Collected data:
'''

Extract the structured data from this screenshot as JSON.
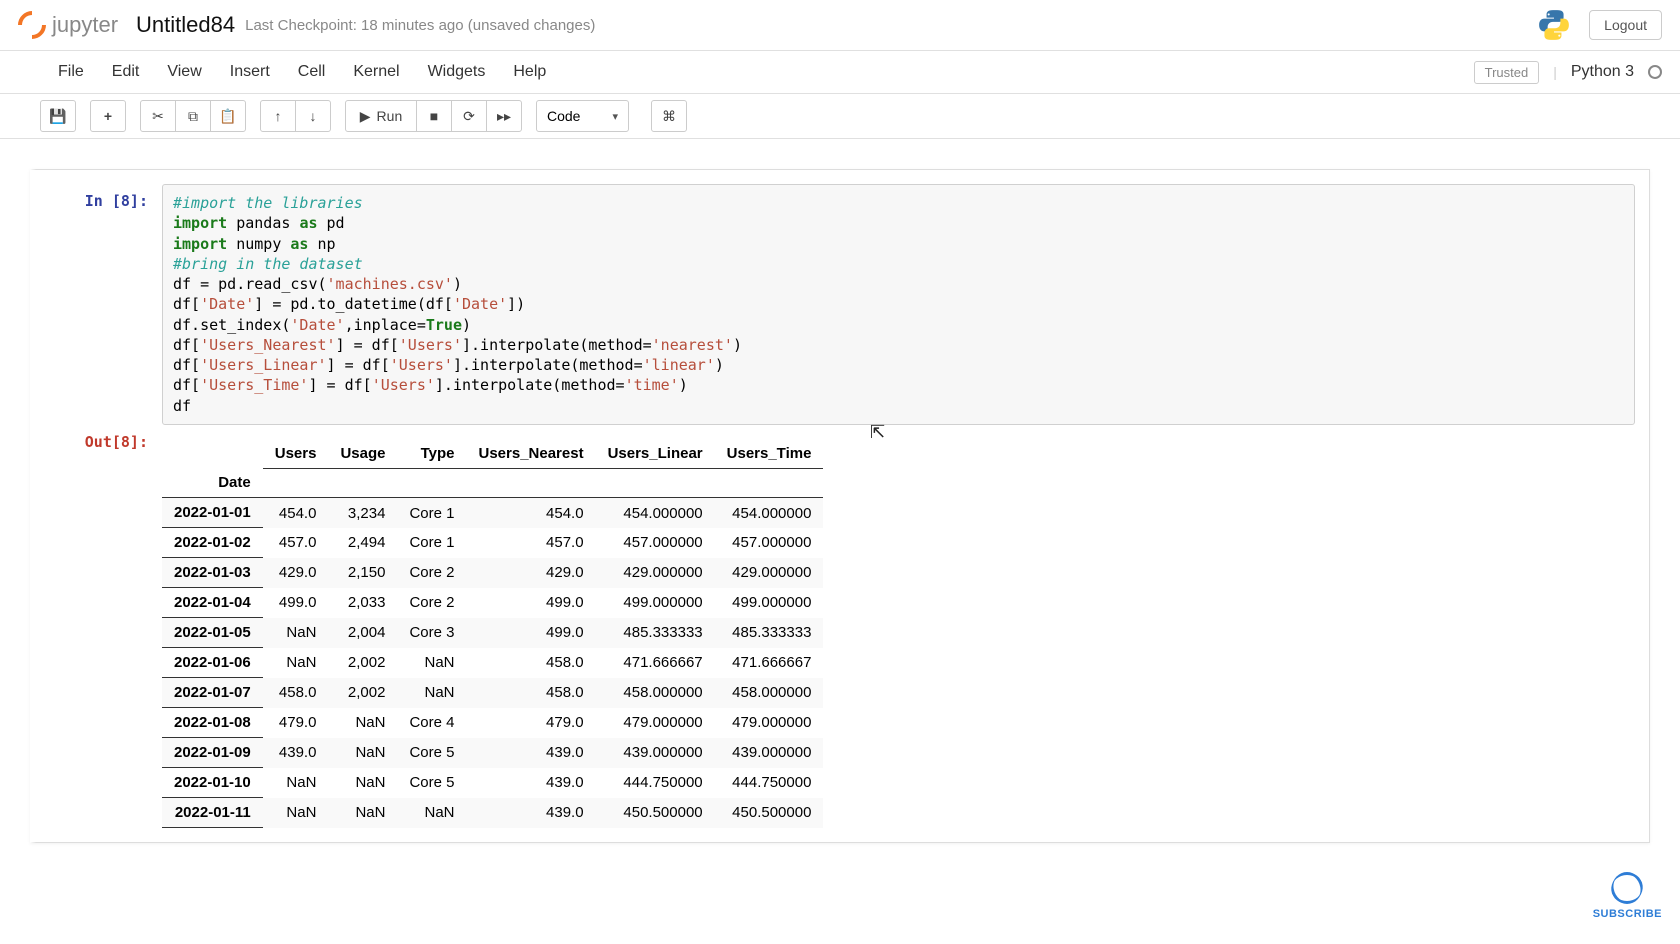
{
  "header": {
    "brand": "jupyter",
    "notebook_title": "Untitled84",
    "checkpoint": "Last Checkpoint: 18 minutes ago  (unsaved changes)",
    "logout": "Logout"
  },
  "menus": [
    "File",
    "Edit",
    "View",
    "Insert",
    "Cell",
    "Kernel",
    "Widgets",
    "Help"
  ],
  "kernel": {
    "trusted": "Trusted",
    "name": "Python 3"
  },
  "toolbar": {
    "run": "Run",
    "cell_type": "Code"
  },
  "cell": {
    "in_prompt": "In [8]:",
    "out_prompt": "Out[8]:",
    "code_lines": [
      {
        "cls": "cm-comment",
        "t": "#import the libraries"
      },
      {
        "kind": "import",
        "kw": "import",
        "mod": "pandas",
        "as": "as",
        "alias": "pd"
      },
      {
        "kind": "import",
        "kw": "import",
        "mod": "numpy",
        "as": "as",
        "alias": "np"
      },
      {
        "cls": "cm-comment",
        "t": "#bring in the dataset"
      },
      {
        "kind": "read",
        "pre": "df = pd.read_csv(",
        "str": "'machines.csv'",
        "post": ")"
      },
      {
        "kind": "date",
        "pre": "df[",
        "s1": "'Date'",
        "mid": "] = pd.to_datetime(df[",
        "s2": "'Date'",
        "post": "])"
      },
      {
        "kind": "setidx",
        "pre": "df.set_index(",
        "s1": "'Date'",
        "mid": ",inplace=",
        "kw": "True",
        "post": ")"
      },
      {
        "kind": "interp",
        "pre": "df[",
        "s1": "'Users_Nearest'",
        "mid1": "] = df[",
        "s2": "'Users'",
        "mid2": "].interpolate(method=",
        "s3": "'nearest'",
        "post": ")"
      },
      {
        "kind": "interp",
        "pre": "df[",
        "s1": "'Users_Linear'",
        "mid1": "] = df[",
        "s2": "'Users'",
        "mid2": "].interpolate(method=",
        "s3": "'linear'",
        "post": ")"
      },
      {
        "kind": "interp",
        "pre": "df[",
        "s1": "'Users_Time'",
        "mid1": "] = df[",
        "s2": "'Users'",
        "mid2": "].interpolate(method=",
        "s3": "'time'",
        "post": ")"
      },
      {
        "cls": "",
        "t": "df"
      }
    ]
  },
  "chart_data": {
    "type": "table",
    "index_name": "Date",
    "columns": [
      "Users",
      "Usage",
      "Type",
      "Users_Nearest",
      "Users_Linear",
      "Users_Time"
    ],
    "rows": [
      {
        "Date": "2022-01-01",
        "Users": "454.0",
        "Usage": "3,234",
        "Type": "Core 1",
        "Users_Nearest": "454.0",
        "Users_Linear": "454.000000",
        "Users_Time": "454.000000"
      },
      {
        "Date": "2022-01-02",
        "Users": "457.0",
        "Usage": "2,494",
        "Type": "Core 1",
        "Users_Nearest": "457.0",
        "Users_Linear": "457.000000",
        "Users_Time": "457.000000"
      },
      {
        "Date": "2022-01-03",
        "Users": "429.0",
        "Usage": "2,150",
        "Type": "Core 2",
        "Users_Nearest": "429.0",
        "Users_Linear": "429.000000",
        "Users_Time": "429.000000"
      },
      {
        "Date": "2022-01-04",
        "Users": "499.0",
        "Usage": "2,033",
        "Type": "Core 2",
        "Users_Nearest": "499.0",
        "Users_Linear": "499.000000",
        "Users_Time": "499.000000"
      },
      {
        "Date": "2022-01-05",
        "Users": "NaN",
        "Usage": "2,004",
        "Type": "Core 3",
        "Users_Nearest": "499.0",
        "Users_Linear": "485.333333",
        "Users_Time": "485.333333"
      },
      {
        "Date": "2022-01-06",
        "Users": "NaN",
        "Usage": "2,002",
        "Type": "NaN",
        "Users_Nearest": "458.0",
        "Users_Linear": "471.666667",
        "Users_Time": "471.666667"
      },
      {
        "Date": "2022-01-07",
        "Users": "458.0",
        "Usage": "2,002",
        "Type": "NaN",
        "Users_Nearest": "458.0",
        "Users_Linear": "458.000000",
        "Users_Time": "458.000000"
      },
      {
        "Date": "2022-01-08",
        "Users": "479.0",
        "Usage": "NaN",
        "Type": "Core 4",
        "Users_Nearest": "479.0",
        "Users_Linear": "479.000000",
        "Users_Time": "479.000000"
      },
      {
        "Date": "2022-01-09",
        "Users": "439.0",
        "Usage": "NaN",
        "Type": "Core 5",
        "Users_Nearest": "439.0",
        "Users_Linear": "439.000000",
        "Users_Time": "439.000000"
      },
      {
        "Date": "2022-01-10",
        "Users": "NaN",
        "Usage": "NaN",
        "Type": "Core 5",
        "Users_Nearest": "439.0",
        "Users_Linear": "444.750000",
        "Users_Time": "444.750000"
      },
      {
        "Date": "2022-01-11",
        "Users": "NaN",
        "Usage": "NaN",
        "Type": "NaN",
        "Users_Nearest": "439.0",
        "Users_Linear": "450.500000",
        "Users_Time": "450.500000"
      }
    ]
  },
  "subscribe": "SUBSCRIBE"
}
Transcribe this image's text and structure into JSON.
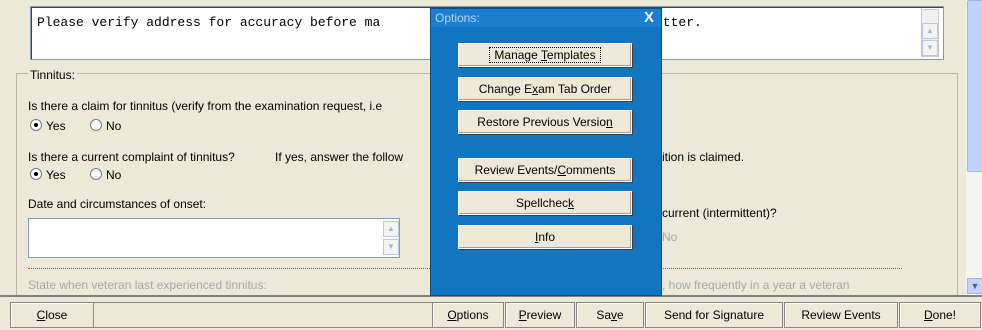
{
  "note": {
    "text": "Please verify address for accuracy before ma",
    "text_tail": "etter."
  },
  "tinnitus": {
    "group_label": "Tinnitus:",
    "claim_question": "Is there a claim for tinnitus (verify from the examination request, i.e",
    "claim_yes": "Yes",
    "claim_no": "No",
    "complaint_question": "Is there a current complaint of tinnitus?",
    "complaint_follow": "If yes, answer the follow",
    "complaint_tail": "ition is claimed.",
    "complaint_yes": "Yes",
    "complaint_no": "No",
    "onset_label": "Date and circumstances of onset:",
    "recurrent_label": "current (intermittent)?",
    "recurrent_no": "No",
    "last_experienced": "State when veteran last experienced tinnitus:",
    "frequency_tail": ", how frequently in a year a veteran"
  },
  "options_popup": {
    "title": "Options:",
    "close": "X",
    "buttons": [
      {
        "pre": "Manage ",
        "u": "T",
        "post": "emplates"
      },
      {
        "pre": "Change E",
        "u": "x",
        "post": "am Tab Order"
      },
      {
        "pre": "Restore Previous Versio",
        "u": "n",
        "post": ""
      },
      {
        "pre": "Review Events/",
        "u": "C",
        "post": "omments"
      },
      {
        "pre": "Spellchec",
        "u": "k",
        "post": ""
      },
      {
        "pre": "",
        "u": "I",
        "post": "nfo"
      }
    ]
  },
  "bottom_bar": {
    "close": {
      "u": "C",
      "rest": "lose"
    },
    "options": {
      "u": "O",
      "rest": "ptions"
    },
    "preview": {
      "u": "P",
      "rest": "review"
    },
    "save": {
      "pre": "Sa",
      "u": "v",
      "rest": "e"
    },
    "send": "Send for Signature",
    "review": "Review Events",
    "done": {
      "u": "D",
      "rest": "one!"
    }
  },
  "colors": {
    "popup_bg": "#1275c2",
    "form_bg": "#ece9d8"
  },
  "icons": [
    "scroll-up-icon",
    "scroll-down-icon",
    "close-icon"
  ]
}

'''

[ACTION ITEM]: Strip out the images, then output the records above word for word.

[YOUR SOLUTION]:
Extract the structured data from this screenshot as JSON.
{
  "header": {
    "brand": "jupyter",
    "notebook_title": "Untitled84",
    "checkpoint": "Last Checkpoint: 18 minutes ago  (unsaved changes)",
    "logout": "Logout"
  },
  "menus": [
    "File",
    "Edit",
    "View",
    "Insert",
    "Cell",
    "Kernel",
    "Widgets",
    "Help"
  ],
  "kernel": {
    "trusted": "Trusted",
    "name": "Python 3"
  },
  "toolbar": {
    "run": "Run",
    "cell_type": "Code"
  },
  "cell": {
    "in_prompt": "In [8]:",
    "out_prompt": "Out[8]:",
    "code_lines": [
      {
        "cls": "cm-comment",
        "t": "#import the libraries"
      },
      {
        "kind": "import",
        "kw": "import",
        "mod": "pandas",
        "as": "as",
        "alias": "pd"
      },
      {
        "kind": "import",
        "kw": "import",
        "mod": "numpy",
        "as": "as",
        "alias": "np"
      },
      {
        "cls": "cm-comment",
        "t": "#bring in the dataset"
      },
      {
        "kind": "read",
        "pre": "df = pd.read_csv(",
        "str": "'machines.csv'",
        "post": ")"
      },
      {
        "kind": "date",
        "pre": "df[",
        "s1": "'Date'",
        "mid": "] = pd.to_datetime(df[",
        "s2": "'Date'",
        "post": "])"
      },
      {
        "kind": "setidx",
        "pre": "df.set_index(",
        "s1": "'Date'",
        "mid": ",inplace=",
        "kw": "True",
        "post": ")"
      },
      {
        "kind": "interp",
        "pre": "df[",
        "s1": "'Users_Nearest'",
        "mid1": "] = df[",
        "s2": "'Users'",
        "mid2": "].interpolate(method=",
        "s3": "'nearest'",
        "post": ")"
      },
      {
        "kind": "interp",
        "pre": "df[",
        "s1": "'Users_Linear'",
        "mid1": "] = df[",
        "s2": "'Users'",
        "mid2": "].interpolate(method=",
        "s3": "'linear'",
        "post": ")"
      },
      {
        "kind": "interp",
        "pre": "df[",
        "s1": "'Users_Time'",
        "mid1": "] = df[",
        "s2": "'Users'",
        "mid2": "].interpolate(method=",
        "s3": "'time'",
        "post": ")"
      },
      {
        "cls": "",
        "t": "df"
      }
    ]
  },
  "chart_data": {
    "type": "table",
    "index_name": "Date",
    "columns": [
      "Users",
      "Usage",
      "Type",
      "Users_Nearest",
      "Users_Linear",
      "Users_Time"
    ],
    "rows": [
      {
        "Date": "2022-01-01",
        "Users": "454.0",
        "Usage": "3,234",
        "Type": "Core 1",
        "Users_Nearest": "454.0",
        "Users_Linear": "454.000000",
        "Users_Time": "454.000000"
      },
      {
        "Date": "2022-01-02",
        "Users": "457.0",
        "Usage": "2,494",
        "Type": "Core 1",
        "Users_Nearest": "457.0",
        "Users_Linear": "457.000000",
        "Users_Time": "457.000000"
      },
      {
        "Date": "2022-01-03",
        "Users": "429.0",
        "Usage": "2,150",
        "Type": "Core 2",
        "Users_Nearest": "429.0",
        "Users_Linear": "429.000000",
        "Users_Time": "429.000000"
      },
      {
        "Date": "2022-01-04",
        "Users": "499.0",
        "Usage": "2,033",
        "Type": "Core 2",
        "Users_Nearest": "499.0",
        "Users_Linear": "499.000000",
        "Users_Time": "499.000000"
      },
      {
        "Date": "2022-01-05",
        "Users": "NaN",
        "Usage": "2,004",
        "Type": "Core 3",
        "Users_Nearest": "499.0",
        "Users_Linear": "485.333333",
        "Users_Time": "485.333333"
      },
      {
        "Date": "2022-01-06",
        "Users": "NaN",
        "Usage": "2,002",
        "Type": "NaN",
        "Users_Nearest": "458.0",
        "Users_Linear": "471.666667",
        "Users_Time": "471.666667"
      },
      {
        "Date": "2022-01-07",
        "Users": "458.0",
        "Usage": "2,002",
        "Type": "NaN",
        "Users_Nearest": "458.0",
        "Users_Linear": "458.000000",
        "Users_Time": "458.000000"
      },
      {
        "Date": "2022-01-08",
        "Users": "479.0",
        "Usage": "NaN",
        "Type": "Core 4",
        "Users_Nearest": "479.0",
        "Users_Linear": "479.000000",
        "Users_Time": "479.000000"
      },
      {
        "Date": "2022-01-09",
        "Users": "439.0",
        "Usage": "NaN",
        "Type": "Core 5",
        "Users_Nearest": "439.0",
        "Users_Linear": "439.000000",
        "Users_Time": "439.000000"
      },
      {
        "Date": "2022-01-10",
        "Users": "NaN",
        "Usage": "NaN",
        "Type": "Core 5",
        "Users_Nearest": "439.0",
        "Users_Linear": "444.750000",
        "Users_Time": "444.750000"
      },
      {
        "Date": "2022-01-11",
        "Users": "NaN",
        "Usage": "NaN",
        "Type": "NaN",
        "Users_Nearest": "439.0",
        "Users_Linear": "450.500000",
        "Users_Time": "450.500000"
      }
    ]
  },
  "subscribe": "SUBSCRIBE"
}
Transcribe this image's text and structure into JSON.
{
  "note": {
    "text": "Please verify address for accuracy before ma",
    "text_tail": "etter."
  },
  "tinnitus": {
    "group_label": "Tinnitus:",
    "claim_question": "Is there a claim for tinnitus (verify from the examination request, i.e",
    "claim_yes": "Yes",
    "claim_no": "No",
    "complaint_question": "Is there a current complaint of tinnitus?",
    "complaint_follow": "If yes, answer the follow",
    "complaint_tail": "ition is claimed.",
    "complaint_yes": "Yes",
    "complaint_no": "No",
    "onset_label": "Date and circumstances of onset:",
    "recurrent_label": "current (intermittent)?",
    "recurrent_no": "No",
    "last_experienced": "State when veteran last experienced tinnitus:",
    "frequency_tail": ", how frequently in a year a veteran"
  },
  "options_popup": {
    "title": "Options:",
    "close": "X",
    "buttons": [
      {
        "pre": "Manage ",
        "u": "T",
        "post": "emplates"
      },
      {
        "pre": "Change E",
        "u": "x",
        "post": "am Tab Order"
      },
      {
        "pre": "Restore Previous Versio",
        "u": "n",
        "post": ""
      },
      {
        "pre": "Review Events/",
        "u": "C",
        "post": "omments"
      },
      {
        "pre": "Spellchec",
        "u": "k",
        "post": ""
      },
      {
        "pre": "",
        "u": "I",
        "post": "nfo"
      }
    ]
  },
  "bottom_bar": {
    "close": {
      "u": "C",
      "rest": "lose"
    },
    "options": {
      "u": "O",
      "rest": "ptions"
    },
    "preview": {
      "u": "P",
      "rest": "review"
    },
    "save": {
      "pre": "Sa",
      "u": "v",
      "rest": "e"
    },
    "send": "Send for Signature",
    "review": "Review Events",
    "done": {
      "u": "D",
      "rest": "one!"
    }
  },
  "colors": {
    "popup_bg": "#1275c2",
    "form_bg": "#ece9d8"
  },
  "icons": [
    "scroll-up-icon",
    "scroll-down-icon",
    "close-icon"
  ]
}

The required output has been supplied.